[Start of Attachment]

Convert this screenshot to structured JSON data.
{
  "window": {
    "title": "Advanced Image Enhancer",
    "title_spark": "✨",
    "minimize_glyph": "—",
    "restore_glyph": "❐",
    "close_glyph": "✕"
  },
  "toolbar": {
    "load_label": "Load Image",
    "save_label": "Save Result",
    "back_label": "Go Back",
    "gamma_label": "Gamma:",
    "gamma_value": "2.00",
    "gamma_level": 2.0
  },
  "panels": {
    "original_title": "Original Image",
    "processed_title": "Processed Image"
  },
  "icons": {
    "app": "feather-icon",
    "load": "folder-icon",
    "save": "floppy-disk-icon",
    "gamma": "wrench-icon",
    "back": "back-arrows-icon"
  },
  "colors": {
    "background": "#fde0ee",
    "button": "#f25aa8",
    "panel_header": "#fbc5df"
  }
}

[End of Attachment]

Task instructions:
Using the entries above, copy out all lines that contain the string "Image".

Response box:
    "title": "Advanced Image Enhancer",
    "load_label": "Load Image",
    "original_title": "Original Image",
    "processed_title": "Processed Image"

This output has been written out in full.